In Hawaii, if you've had your property damaged as a result of someone else's careless or intentional action, you might consider filing a lawsuit over what happened. If so, it's critical to understand the statute of limitations and how it applies to your potential case.
For those unfamiliar with the term, a "statute of limitations" is a state law that sets a strict time limit on your right to have a civil court consider your lawsuit. Miss the deadline, and you effectively lose the right to bring your case to court. Every state has passed these kinds of laws, with time limits that vary depending on the kind of case being filed.
In this article, we'll explain the statute of limitations that applies to property damage lawsuits in Hawaii, the consequences of missing the deadline, and a few rare situations in which you might be able to extend the time limit.
In Hawaii, whether your potential case involves damage to real property (your house, some other building, or your land) or personal property (including vehicle damage), it must be brought to the state's civil court system within two years, according to Hawaii Revised Statutes section 657-7. Specifically, this statute sets a two-year deadline for all "actions for the recovery of compensation for damage or injury to persons or property."
So, a vehicle damage claim after a car accident must be brought within two years in Hawaii. The same goes for a lawsuit by a homeowner who alleges that physical damage to the exterior of his/her house was caused by someone else's negligence. The two-year "clock" typically starts running when the property owner becomes aware (or should reasonably have become aware) of the incident that led to the damage.
If you try to file your Hawaii property damage lawsuit after the time limit has passed, you can count on the defendant (the person you're trying to sue) filing a motion with the court, asking that the case be dismissed. And the court is certain to grant the dismissal unless rare circumstances make an extension of the deadline appropriate (more on these rules later). So it's crucial to pay attention to (and comply with) the Hawaii statute of limitations for property damage cases, even if you're fairly certain you'll be able to resolve the situation without resorting to a lawsuit.
For most kinds of civil lawsuits in Hawaii, including cases over property damage, a number of situations could serve to extend the two-year lawsuit filing deadline.
For example, special rules usually apply if, at the time the property damage occurs, the property owner:
These are all considered "legal disabilities" by the Hawaii civil courts, so that once the period of legal disability ends -- meaning the property owner turns 18, is declared legally sane, or is released from incarceration -- he or she will have the full two years to get a property damage lawsuit filed.

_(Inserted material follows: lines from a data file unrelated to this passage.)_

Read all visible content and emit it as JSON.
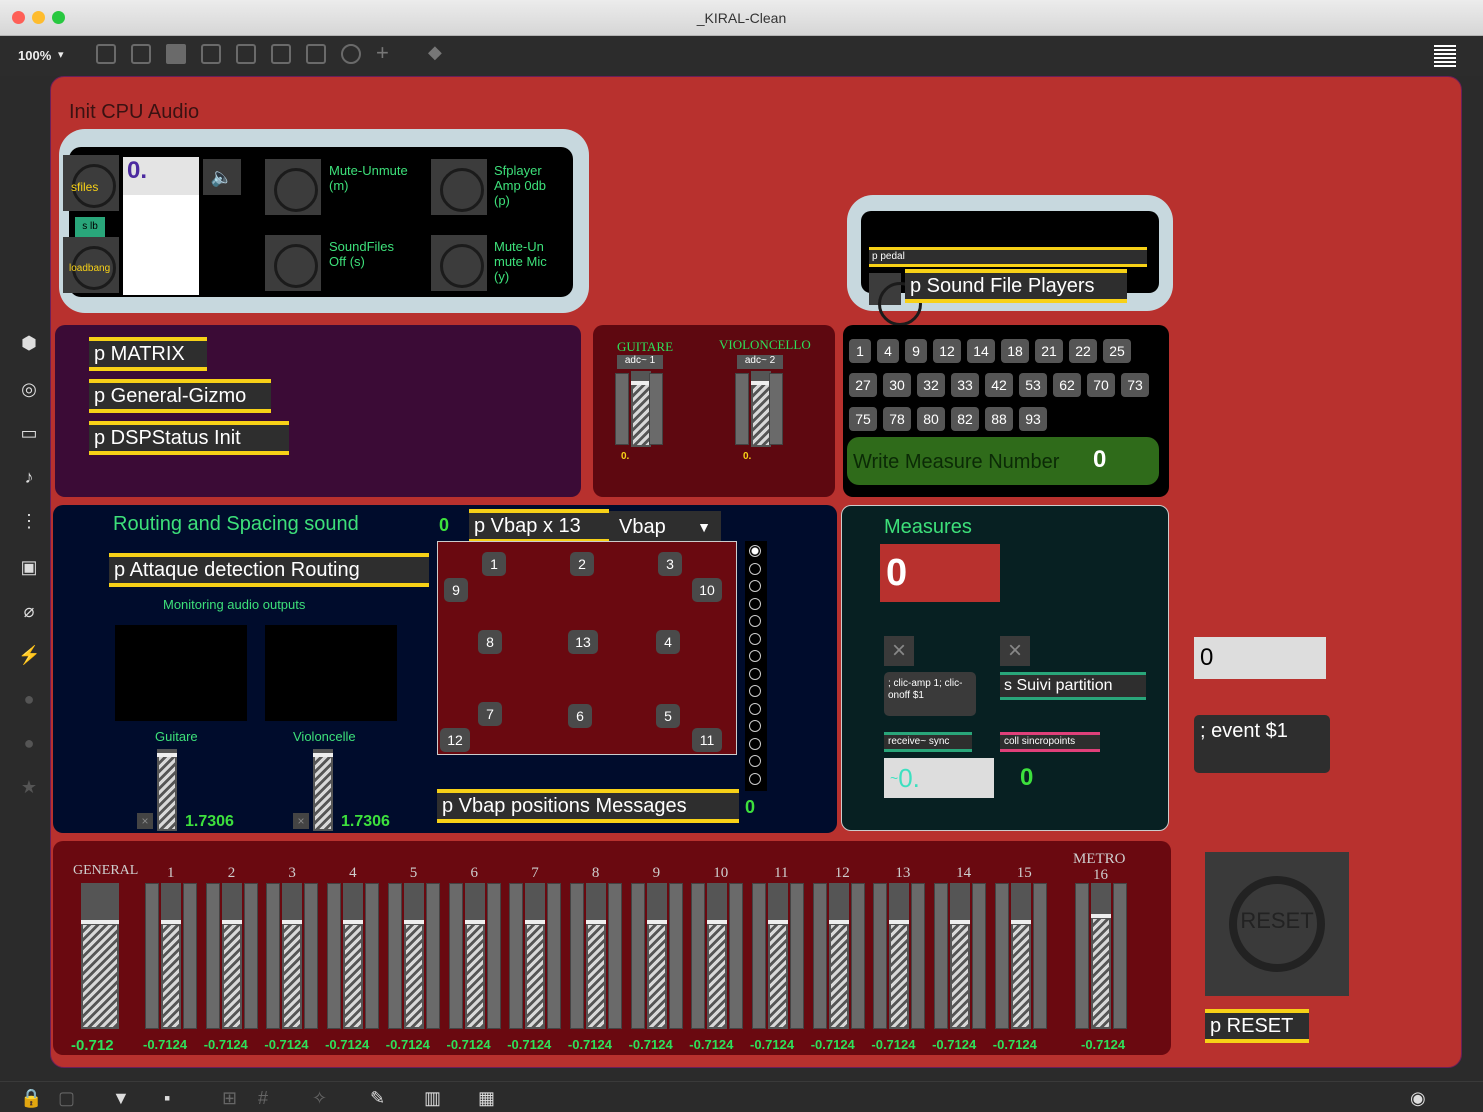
{
  "window": {
    "title": "_KIRAL-Clean"
  },
  "toolbar": {
    "zoom": "100%"
  },
  "init_panel": {
    "title": "Init CPU Audio",
    "sfiles": "sfiles",
    "slb": "s lb",
    "loadbang": "loadbang",
    "number_value": "0.",
    "mute_unmute": "Mute-Unmute (m)",
    "sfplayer_amp": "Sfplayer Amp 0db (p)",
    "soundfiles_off": "SoundFiles Off (s)",
    "mute_mic": "Mute-Un mute Mic (y)"
  },
  "sound_file_players": {
    "pedal": "p pedal",
    "label": "p Sound File Players"
  },
  "subpatchers": {
    "matrix": "p MATRIX",
    "gizmo": "p General-Gizmo",
    "dsp": "p DSPStatus Init",
    "attaque": "p Attaque detection Routing",
    "vbap_x13": "p Vbap x 13",
    "vbap_positions": "p Vbap positions Messages",
    "reset": "p RESET"
  },
  "inputs": {
    "guitare": "GUITARE",
    "violoncello": "VIOLONCELLO",
    "adc1": "adc~ 1",
    "adc2": "adc~ 2",
    "val1": "0.",
    "val2": "0."
  },
  "measure_buttons": [
    "1",
    "4",
    "9",
    "12",
    "14",
    "18",
    "21",
    "22",
    "25",
    "27",
    "30",
    "32",
    "33",
    "42",
    "53",
    "62",
    "70",
    "73",
    "75",
    "78",
    "80",
    "82",
    "88",
    "93"
  ],
  "write_measure": {
    "label": "Write Measure Number",
    "value": "0"
  },
  "routing": {
    "title": "Routing and Spacing sound",
    "value": "0",
    "vbap_menu": "Vbap",
    "monitoring": "Monitoring audio outputs",
    "guitare": "Guitare",
    "violoncelle": "Violoncelle",
    "guitare_val": "1.7306",
    "violoncelle_val": "1.7306",
    "positions_value": "0",
    "speakers": [
      "1",
      "2",
      "3",
      "4",
      "5",
      "6",
      "7",
      "8",
      "9",
      "10",
      "11",
      "12",
      "13"
    ],
    "radio_count": 14,
    "selected_radio": 0
  },
  "measures": {
    "title": "Measures",
    "value": "0",
    "message": "; clic-amp 1; clic-onoff $1",
    "send": "s Suivi partition",
    "receive": "receive~ sync",
    "coll": "coll sincropoints",
    "float_value": "0.",
    "int_value": "0"
  },
  "event": {
    "number": "0",
    "message": "; event $1"
  },
  "reset_label": "RESET",
  "mixer": {
    "general": "GENERAL",
    "general_value": "-0.712",
    "general_level": 0.72,
    "channels": [
      "1",
      "2",
      "3",
      "4",
      "5",
      "6",
      "7",
      "8",
      "9",
      "10",
      "11",
      "12",
      "13",
      "14",
      "15"
    ],
    "channel_value": "-0.7124",
    "channel_level": 0.72,
    "metro": "METRO",
    "metro_channel": "16",
    "metro_value": "-0.7124"
  },
  "colors": {
    "patch_bg": "#b8312e",
    "accent_yellow": "#f7d117",
    "number_green": "#3de03d"
  }
}
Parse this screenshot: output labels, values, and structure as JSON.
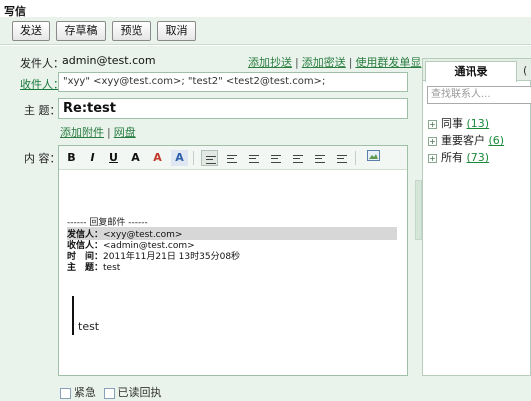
{
  "page": {
    "title": "写信"
  },
  "toolbar": {
    "send": "发送",
    "save_draft": "存草稿",
    "preview": "预览",
    "cancel": "取消"
  },
  "form": {
    "sender_label": "发件人：",
    "sender_value": "admin@test.com",
    "links": {
      "add_cc": "添加抄送",
      "add_bcc": "添加密送",
      "group_send": "使用群发单显"
    },
    "recipient_label": "收件人：",
    "recipient_value": "\"xyy\" <xyy@test.com>; \"test2\" <test2@test.com>;",
    "subject_label": "主 题：",
    "subject_value": "Re:test",
    "attach_link": "添加附件",
    "netdisk_link": "网盘",
    "content_label": "内 容："
  },
  "editor": {
    "tools": {
      "bold": "B",
      "italic": "I",
      "underline": "U",
      "font_size": "A",
      "font_color": "A",
      "bg_color": "A"
    },
    "quote_header": "------ 回复邮件 ------",
    "quote_lines": [
      {
        "key": "发信人：",
        "value": "<xyy@test.com>"
      },
      {
        "key": "收信人：",
        "value": "<admin@test.com>"
      },
      {
        "key": "时　间：",
        "value": "2011年11月21日 13时35分08秒"
      },
      {
        "key": "主　题：",
        "value": "test"
      }
    ],
    "body_text": "test"
  },
  "contacts": {
    "tab_active": "通讯录",
    "tab_other": "(",
    "search_placeholder": "查找联系人...",
    "groups": [
      {
        "name": "同事",
        "count": "(13)"
      },
      {
        "name": "重要客户",
        "count": "(6)"
      },
      {
        "name": "所有",
        "count": "(73)"
      }
    ]
  },
  "options": {
    "urgent": "紧急",
    "read_receipt": "已读回执"
  }
}
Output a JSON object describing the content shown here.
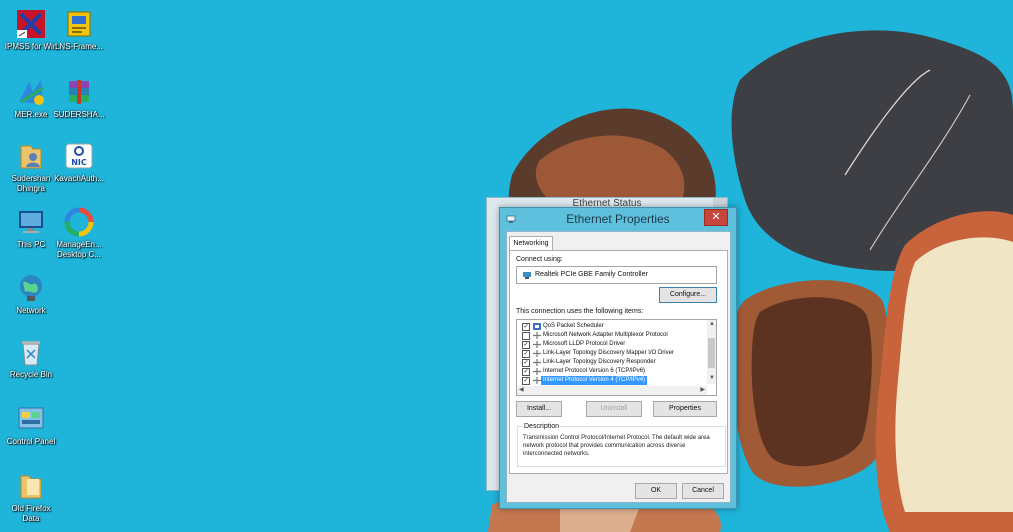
{
  "desktop": {
    "icons": [
      {
        "label": "IPMSS for Win",
        "icon": "ipmss-app-icon",
        "color": "#c8142a"
      },
      {
        "label": "LNS-Frame...",
        "icon": "lns-app-icon",
        "color": "#f1c40f"
      },
      {
        "label": "MER.exe",
        "icon": "mer-app-icon",
        "color": "#2e86de"
      },
      {
        "label": "SUDERSHA...",
        "icon": "winrar-archive-icon",
        "color": "#8e44ad"
      },
      {
        "label": "Sudershan Dhingra",
        "icon": "user-folder-icon",
        "color": "#e9c46a"
      },
      {
        "label": "KavachAuth...",
        "icon": "nic-app-icon",
        "color": "#ffffff"
      },
      {
        "label": "This PC",
        "icon": "this-pc-icon",
        "color": "#5dade2"
      },
      {
        "label": "ManageEn... Desktop C...",
        "icon": "manageengine-icon",
        "color": "#e74c3c"
      },
      {
        "label": "Network",
        "icon": "network-icon",
        "color": "#2e86c1"
      },
      {
        "label": "Recycle Bin",
        "icon": "recycle-bin-icon",
        "color": "#d6eaf8"
      },
      {
        "label": "Control Panel",
        "icon": "control-panel-icon",
        "color": "#85c1e9"
      },
      {
        "label": "Old Firefox Data",
        "icon": "folder-icon",
        "color": "#e9c46a"
      }
    ]
  },
  "background_window": {
    "title": "Ethernet Status"
  },
  "dialog": {
    "title": "Ethernet Properties",
    "close_label": "✕",
    "tab": "Networking",
    "connect_using_label": "Connect using:",
    "adapter_name": "Realtek PCIe GBE Family Controller",
    "configure_label": "Configure...",
    "items_label": "This connection uses the following items:",
    "items": [
      {
        "label": "QoS Packet Scheduler",
        "checked": true,
        "icon": "qos-icon"
      },
      {
        "label": "Microsoft Network Adapter Multiplexor Protocol",
        "checked": false,
        "icon": "protocol-icon"
      },
      {
        "label": "Microsoft LLDP Protocol Driver",
        "checked": true,
        "icon": "protocol-icon"
      },
      {
        "label": "Link-Layer Topology Discovery Mapper I/O Driver",
        "checked": true,
        "icon": "protocol-icon"
      },
      {
        "label": "Link-Layer Topology Discovery Responder",
        "checked": true,
        "icon": "protocol-icon"
      },
      {
        "label": "Internet Protocol Version 6 (TCP/IPv6)",
        "checked": true,
        "icon": "protocol-icon"
      },
      {
        "label": "Internet Protocol Version 4 (TCP/IPv4)",
        "checked": true,
        "icon": "protocol-icon",
        "selected": true
      }
    ],
    "install_label": "Install...",
    "uninstall_label": "Uninstall",
    "properties_label": "Properties",
    "description_title": "Description",
    "description_text": "Transmission Control Protocol/Internet Protocol. The default wide area network protocol that provides communication across diverse interconnected networks.",
    "ok_label": "OK",
    "cancel_label": "Cancel"
  },
  "colors": {
    "desktop_bg": "#1fb4da",
    "title_bar": "#5fc0de",
    "close_button": "#c7463b",
    "selection": "#3399ff"
  }
}
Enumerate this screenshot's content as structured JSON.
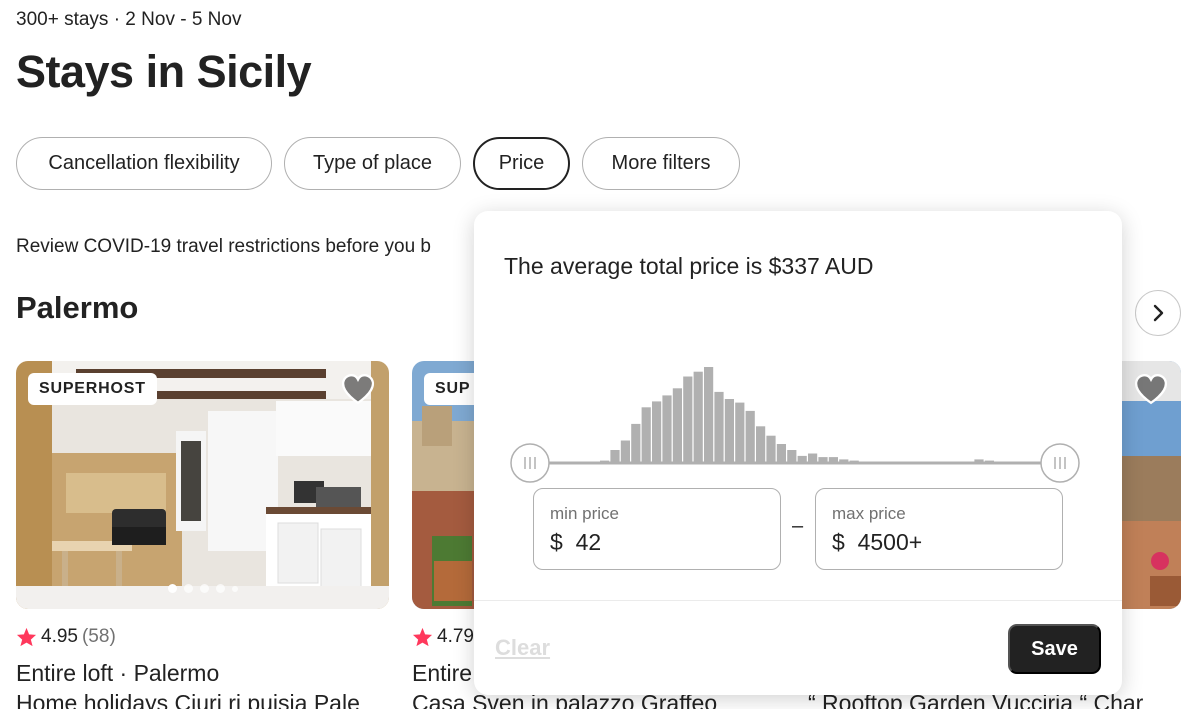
{
  "header": {
    "subtitle": "300+ stays · 2 Nov - 5 Nov",
    "title": "Stays in Sicily"
  },
  "filters": [
    {
      "label": "Cancellation flexibility",
      "active": false
    },
    {
      "label": "Type of place",
      "active": false
    },
    {
      "label": "Price",
      "active": true
    },
    {
      "label": "More filters",
      "active": false
    }
  ],
  "covid_notice": "Review COVID-19 travel restrictions before you b",
  "section": {
    "title": "Palermo"
  },
  "listings": [
    {
      "badge": "SUPERHOST",
      "rating": "4.95",
      "reviews": "(58)",
      "type": "Entire loft · Palermo",
      "name": "Home holidays Ciuri ri puisia Pale"
    },
    {
      "badge": "SUP",
      "rating": "4.79",
      "reviews": "",
      "type": "Entire",
      "name": "Casa Sven in palazzo Graffeo"
    },
    {
      "badge": "",
      "rating": "",
      "reviews": "",
      "type": "",
      "name": "“ Rooftop Garden Vucciria “ Char"
    }
  ],
  "price_popover": {
    "average_text": "The average total price is $337 AUD",
    "histogram": [
      2,
      11,
      19,
      33,
      47,
      52,
      57,
      63,
      73,
      77,
      81,
      60,
      54,
      51,
      44,
      31,
      23,
      16,
      11,
      6,
      8,
      5,
      5,
      3,
      2,
      1,
      0,
      0,
      0,
      0,
      0,
      0,
      0,
      0,
      0,
      0,
      3,
      2,
      1
    ],
    "slider_low": 0,
    "slider_high": 1,
    "min": {
      "label": "min price",
      "currency": "$",
      "value": "42"
    },
    "separator": "–",
    "max": {
      "label": "max price",
      "currency": "$",
      "value": "4500+"
    },
    "clear_label": "Clear",
    "save_label": "Save"
  },
  "colors": {
    "text": "#222222",
    "muted": "#717171",
    "star": "#ff385c",
    "histogram_bar": "#b0b0b0",
    "track": "#b0b0b0",
    "save_bg": "#222222",
    "clear_disabled": "#dddddd"
  },
  "icons": {
    "next": "chevron-right-icon",
    "favorite": "heart-icon",
    "star": "star-icon",
    "slider_handle": "grip-lines-icon"
  }
}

This rule can be found at Hawaii Revised Statutes section 657-13.
And, according to Hawaii Revised Statutes section 657-18, if the defendant (the person who is alleged to have caused the property damage) "departs from and resides out of the State," the period of absence probably won't be counted as part of the two-year time limit for filing suit.
Other circumstances may affect the Hawaii statute of limitations, and how the time window is calculated. If you have questions about the statute of limitations as it applies to your potential property damage lawsuit, an experienced Hawaii attorney will have the answers. Learn more about Finding an Excellent Lawyer.